From obituary of Edwin Freshfield (26 Nov 1832 – 1 Sep 1918) in The Wykehamist, 9 Nov 1918. Edwin Freshfield was at Winchester 1845-? (and had two Wykehamist brothers), was a Fellow of the College 1888-95, and of course a partner in the prominent eponymous firm of solicitors.
“A romantic episode in his early life gave a life-long direction to his special tastes and acquirements. After leaving Cambridge, where he steered the boat in the University race, when just 23 years old he served in the Black Sea during the Crimean War on board HMS Firebrand. It was while the Firebrand was refitting at Smyrna that he made the acquaintance of the lady whom he afterwards married, Zoe, the daughter of James Frederick Hanson of Smyrna, himself a member of a family with strong Wykehamical connections, and also large business interests both in Constantinople and in Asia Minor. It was through his wife that Freshfield inherited property in Smyrna, which in later life he visited almost every year.”

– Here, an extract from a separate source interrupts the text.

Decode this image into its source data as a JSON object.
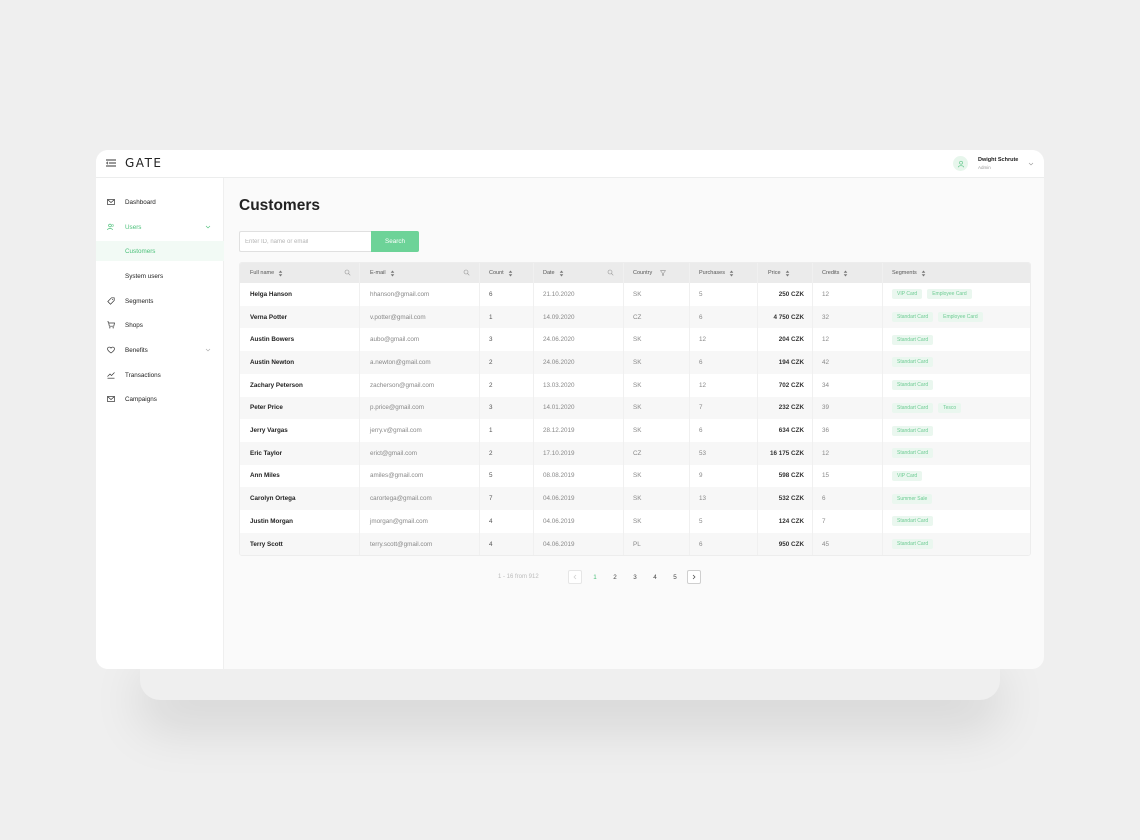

1. This is to be found in the National Archives at Kew and is a petition to the Home Secretary (signed by various worthies including two directors of Vickers and four or five prominent art dealers: can’t find a date, but must be 1919) for “Release of Maurice de Bosdari, sixty one years of age, sentenced on the 4th February, 1918, at the Old Bailey for three years penal servitude for forgery”. There is a Home Office file about the case, and a Foreign Office one about the pursuit when M. de Bosdari fled, but the whole story is neatly summarised in the petition. I had no idea about this saga - I merely idly entered ‘de Bosdari’ as a search in the National Archives website, saw there were some references so went along to see what they consisted of.
2. There is an intriguing picture of Anthony de Bosdari in this website which shows him with his fiancee Tallulah Bankhead in 1928, during their brief engagement.
3. The registers referred to here is again Winchester College Registers, however the volume covering 1838 to 1906 which I don’t have myself but for some reason there’s a copy in the Bishopsgate Institute.
return to Hanson family tree